Helmer/co-writer Andreas Prochaska gleefully piles on the genre thrills in "Dead in 3 Days 2," a refreshingly different follow-up to his first Austrian slasher pic.
Helmer/co-writer Andreas Prochaska gleefully piles on the genre thrills in “Dead in 3 Days 2,” a refreshingly different follow-up to his first Austrian slasher pic. Starring several of the same actors — including the 2006 pic’s striking young lead, Sabrina Reiter — and with an almost identical tech crew, this is more like an old-dark-house thriller than a teen gorefest, with more atmosphere and less plot than its predecessor, though pic ups the violence quotient considerably. If the novelty appeal of an Austrian genre item hasn’t worn off, sequel should see a similarly warm trajectory in theatrical, ancillary and midnight fest slots.
Prochaska has stated that, after demonstrating with “Dead in 3 Days” that it was possible to transpose U.S. horror elements to an Alpine setting, he wanted to prove the idea was valid on its own terms, not just a flash in the pan. With its more confident directorial tone and look and much tighter plotting, pic certainly manages to draw as much menace from the country’s landscape and rural denizens as any other horror movie.
Helmer also confirms again that he knows the genre rules, establishing a clear sense of geography to draw auds in and having considerable fright-fun leading the viewer up the garden path.
College grad Nina Wagner (Reiter) has tried to put the past behind her by moving to Vienna and working in a music store. When she reads a report that the body of the “monster of Ebensee” (which killed three of her friends and almost killed her and friend Mona) has been fished out of a lake, it looks as if she has finally achieved closure.
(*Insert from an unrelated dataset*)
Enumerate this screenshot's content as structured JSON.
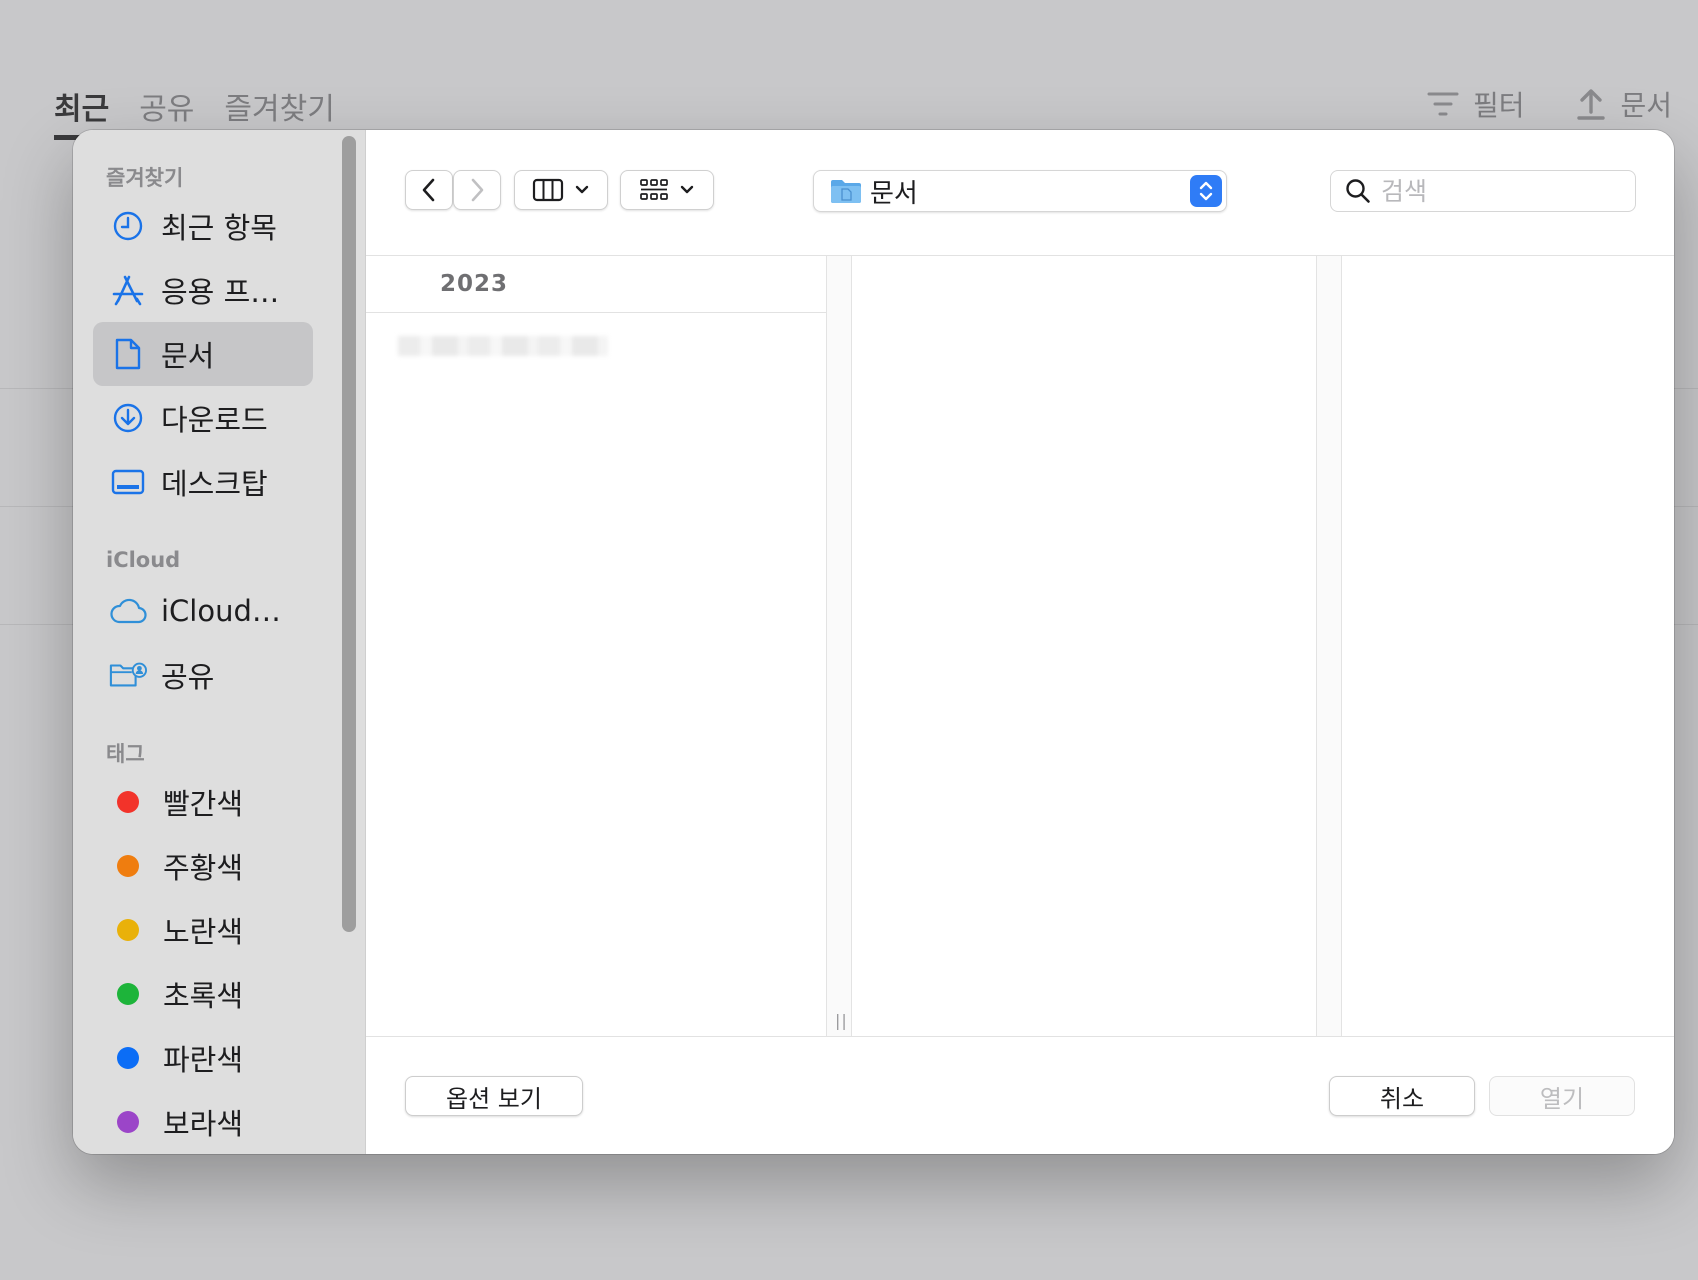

Well, not quite. Haunted by nightmares of a bloody Mona crying “Help me!,” and unable to get through to her pal on the phone, spunky Nina returns to her native lakeside town to find out what’s up. The gas station where Mona once worked has been taken over by Chinese restaurateurs, and word is Mona’s moved back to her hometown, Tyrol.
The trail leads to an isolated inn high in the snow-covered mountains, run by a woman (Barbara Weber) with three sons: Gust (Martin Loos), Josef (Philipp Rudig) and Hans (Helmuth A. Haeusler). Sex pervert Josef was suspected of killing a girl three years ago, and no one in their right mind goes near the place — apart from Nina.
Even as the story cranks up during the early stages, Prochaska keeps the shocks coming in the form of dream sequences before the real bloodletting starts, after Nina is imprisoned in the inn by the barking-mad Josef. As Ebensee cop Kogler (Andreas Kiendl, encoring from the original) follows Nina’s trail, helped by a young local woman, Gabi (Anna Rot), the violence escalates.
Plot could just as easily have been set among a bunch of crazies in the American Deep South, but the picture draws as much tension from the snowy Alps (and its sudden storms) as the first outing did from the placid but murky waters of Ebensee. Onscreen almost the whole time, the diminutive Reiter carries the movie with a combo of resourcefulness and bravado, and is up to its considerable physical challenges.
Second half starts to feel a bit repetitive with its creaking-door thrills, but d.p. David Slama’s fine widescreen lensing (amber interiors, snowy white exteriors) and careful visual compositions (from closeups of eyeballs to shadowy framing) maintain interest.